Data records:
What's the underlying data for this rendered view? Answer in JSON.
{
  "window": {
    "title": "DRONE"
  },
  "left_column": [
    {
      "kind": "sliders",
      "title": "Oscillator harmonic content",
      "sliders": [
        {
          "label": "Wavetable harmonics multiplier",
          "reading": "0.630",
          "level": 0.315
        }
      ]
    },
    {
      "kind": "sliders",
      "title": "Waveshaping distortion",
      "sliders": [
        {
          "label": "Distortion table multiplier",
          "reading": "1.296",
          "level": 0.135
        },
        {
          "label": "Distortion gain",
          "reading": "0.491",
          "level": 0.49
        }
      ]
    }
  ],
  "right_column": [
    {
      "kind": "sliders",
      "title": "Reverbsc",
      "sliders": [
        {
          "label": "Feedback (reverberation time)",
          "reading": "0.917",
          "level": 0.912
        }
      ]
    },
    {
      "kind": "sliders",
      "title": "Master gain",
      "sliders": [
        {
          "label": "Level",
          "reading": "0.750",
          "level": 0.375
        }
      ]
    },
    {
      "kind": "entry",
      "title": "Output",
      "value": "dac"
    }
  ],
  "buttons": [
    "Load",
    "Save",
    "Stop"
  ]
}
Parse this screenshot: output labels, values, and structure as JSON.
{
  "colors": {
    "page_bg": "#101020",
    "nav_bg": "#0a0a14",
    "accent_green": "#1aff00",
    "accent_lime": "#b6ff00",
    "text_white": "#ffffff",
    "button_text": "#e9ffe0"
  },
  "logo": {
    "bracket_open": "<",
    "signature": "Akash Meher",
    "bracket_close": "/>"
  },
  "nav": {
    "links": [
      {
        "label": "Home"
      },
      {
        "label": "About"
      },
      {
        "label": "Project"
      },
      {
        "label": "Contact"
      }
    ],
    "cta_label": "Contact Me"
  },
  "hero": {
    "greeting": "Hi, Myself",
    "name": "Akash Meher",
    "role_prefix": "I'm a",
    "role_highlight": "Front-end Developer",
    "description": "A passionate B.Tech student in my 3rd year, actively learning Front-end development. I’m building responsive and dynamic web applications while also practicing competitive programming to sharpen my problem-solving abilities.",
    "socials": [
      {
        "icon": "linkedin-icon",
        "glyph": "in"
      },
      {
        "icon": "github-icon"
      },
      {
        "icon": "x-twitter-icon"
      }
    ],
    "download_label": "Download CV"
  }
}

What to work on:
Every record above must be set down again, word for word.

Exercise solution:
What's the underlying data for this rendered view? Answer in JSON.
{
  "window": {
    "title": "DRONE"
  },
  "left_column": [
    {
      "kind": "sliders",
      "title": "Oscillator harmonic content",
      "sliders": [
        {
          "label": "Wavetable harmonics multiplier",
          "reading": "0.630",
          "level": 0.315
        }
      ]
    },
    {
      "kind": "sliders",
      "title": "Waveshaping distortion",
      "sliders": [
        {
          "label": "Distortion table multiplier",
          "reading": "1.296",
          "level": 0.135
        },
        {
          "label": "Distortion gain",
          "reading": "0.491",
          "level": 0.49
        }
      ]
    }
  ],
  "right_column": [
    {
      "kind": "sliders",
      "title": "Reverbsc",
      "sliders": [
        {
          "label": "Feedback (reverberation time)",
          "reading": "0.917",
          "level": 0.912
        }
      ]
    },
    {
      "kind": "sliders",
      "title": "Master gain",
      "sliders": [
        {
          "label": "Level",
          "reading": "0.750",
          "level": 0.375
        }
      ]
    },
    {
      "kind": "entry",
      "title": "Output",
      "value": "dac"
    }
  ],
  "buttons": [
    "Load",
    "Save",
    "Stop"
  ]
}
Parse this screenshot: output labels, values, and structure as JSON.
{
  "colors": {
    "page_bg": "#101020",
    "nav_bg": "#0a0a14",
    "accent_green": "#1aff00",
    "accent_lime": "#b6ff00",
    "text_white": "#ffffff",
    "button_text": "#e9ffe0"
  },
  "logo": {
    "bracket_open": "<",
    "signature": "Akash Meher",
    "bracket_close": "/>"
  },
  "nav": {
    "links": [
      {
        "label": "Home"
      },
      {
        "label": "About"
      },
      {
        "label": "Project"
      },
      {
        "label": "Contact"
      }
    ],
    "cta_label": "Contact Me"
  },
  "hero": {
    "greeting": "Hi, Myself",
    "name": "Akash Meher",
    "role_prefix": "I'm a",
    "role_highlight": "Front-end Developer",
    "description": "A passionate B.Tech student in my 3rd year, actively learning Front-end development. I’m building responsive and dynamic web applications while also practicing competitive programming to sharpen my problem-solving abilities.",
    "socials": [
      {
        "icon": "linkedin-icon",
        "glyph": "in"
      },
      {
        "icon": "github-icon"
      },
      {
        "icon": "x-twitter-icon"
      }
    ],
    "download_label": "Download CV"
  }
}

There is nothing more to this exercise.